"It is difficult to obtain a death penalty in a state such as Hawaii where the people have not voted for the death penalty on a state level," said Richard Dieter, executive director of the Death Penalty Information Center in Washington, D.C.
"This is a difficult crime, a child, but the death penalty is a huge step," he said. "It's a punishment that for some states is outside of their standards."
U.S. District Judge J. Michael Seabright set an Oct. 14 hearing to formally sentence Williams.
Williams was bracing for the death penalty, his attorney John Philipsborn said. "Both of us were relieved," Philipsborn said. "I think he was very grateful for the outcome."
After the hearing, Assistant U.S. Attorney Darren Ching, who handled the case, and Florence Nakakuni, the U.S. attorney for Hawaii, hugged outside the courtroom. Ching got a kiss from his wife.
"We put forth the best case we had, and we respect the verdict," said Steve Mellin, trial attorney with the Justice Department's capital case section.

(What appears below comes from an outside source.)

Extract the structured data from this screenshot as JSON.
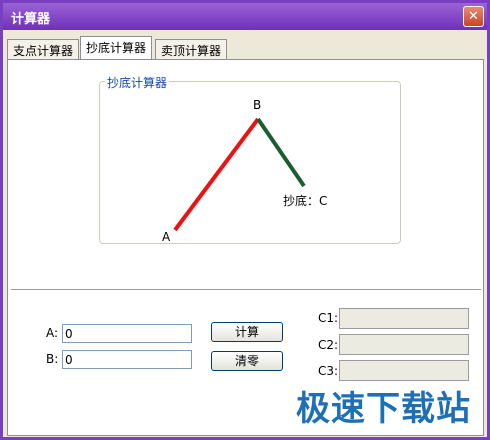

Talia's mother, Tarshia Williams, told the AP by phone she was glad her daughter got justice.
"Even though they're deadlocked, I still feel that I've got some kind of closure that the trial is finally over, because I had to wait nine long years, and that was hard," she said.
She said she believes the government could have done more to help her daughter, since military police had shown up at the house for various domestic incidents. Williams has a lawsuit pending against the U.S. government that was put on hold pending the criminal trial. The government has denied that officials failed to protect Talia from the abuse that caused her death.

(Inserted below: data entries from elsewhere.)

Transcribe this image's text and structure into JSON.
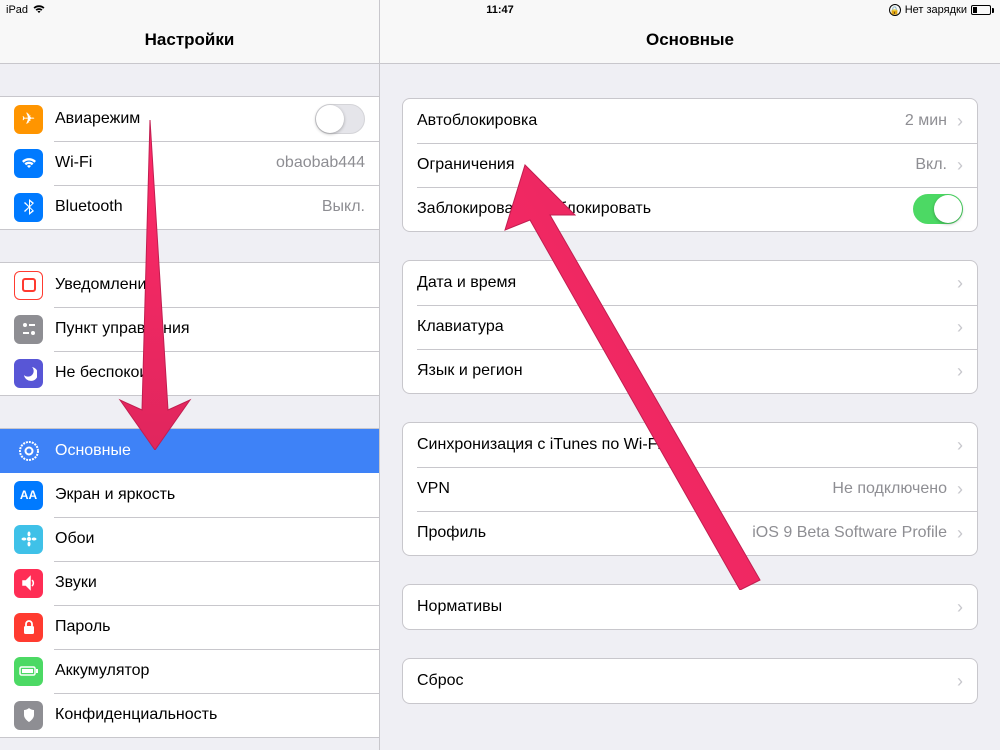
{
  "status": {
    "device": "iPad",
    "time": "11:47",
    "charge_text": "Нет зарядки"
  },
  "sidebar": {
    "title": "Настройки",
    "g1": {
      "airplane": "Авиарежим",
      "wifi": "Wi-Fi",
      "wifi_value": "obaobab444",
      "bt": "Bluetooth",
      "bt_value": "Выкл."
    },
    "g2": {
      "notif": "Уведомления",
      "control": "Пункт управления",
      "dnd": "Не беспокоить"
    },
    "g3": {
      "general": "Основные",
      "display": "Экран и яркость",
      "wallpaper": "Обои",
      "sounds": "Звуки",
      "passcode": "Пароль",
      "battery": "Аккумулятор",
      "privacy": "Конфиденциальность"
    }
  },
  "detail": {
    "title": "Основные",
    "g1": {
      "autolock": "Автоблокировка",
      "autolock_value": "2 мин",
      "restrictions": "Ограничения",
      "restrictions_value": "Вкл.",
      "lockunlock": "Заблокировать/разблокировать"
    },
    "g2": {
      "datetime": "Дата и время",
      "keyboard": "Клавиатура",
      "lang": "Язык и регион"
    },
    "g3": {
      "itunes": "Синхронизация с iTunes по Wi-Fi",
      "vpn": "VPN",
      "vpn_value": "Не подключено",
      "profile": "Профиль",
      "profile_value": "iOS 9 Beta Software Profile"
    },
    "g4": {
      "regulatory": "Нормативы"
    },
    "g5": {
      "reset": "Сброс"
    }
  }
}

Williams and Talia's stepmother, Delilah Williams, testified that they beat the girl almost daily during the seven months she lived with them in Hawaii.
During the sentencing phase, Naeem Williams' family, including his 9-year-old daughter and 11-year-old son, told jurors they love him and that his life has value. Naeem Williams read a statement to jurors apologizing for killing Talia and asking them to let him live.
The deliberation process required the jurors to consider a long list of mitigating factors the defense presented as reasons to spare his life — including physical discipline his stepfather inflicted, his overseas Army service, and his low IQ. According to the special findings form the jury filled out, all 12 jurors believed the stepfather's discipline, military service and never knowing his biological father were factors to consider. Only one juror wanted to consider his intellectual disability.
The all agreed Delilah Williams influenced the violence her husband inflicted on Talia.
Delilah Williams testified against her husband as part of a deal with prosecutors for a 20-year sentence. She provided disturbing details of abuse that included withholding food for days at a time and beating the child while she was duct-taped to a bed.
Talia died July 16, 2005, after prosecutors say her father dealt a blow so hard it left knuckle imprints on her chest.
Seabright scheduled Delilah Williams' sentencing for July 8. She didn't want her husband to get the death penalty, said her federal public defender, Alexander Silvert.
"I spoke to her today, and she was very relieved," Silvert said.
The Bureau of Prisons will determine where Naeem Williams serves his life sentence, based on factors including his security level and medical needs.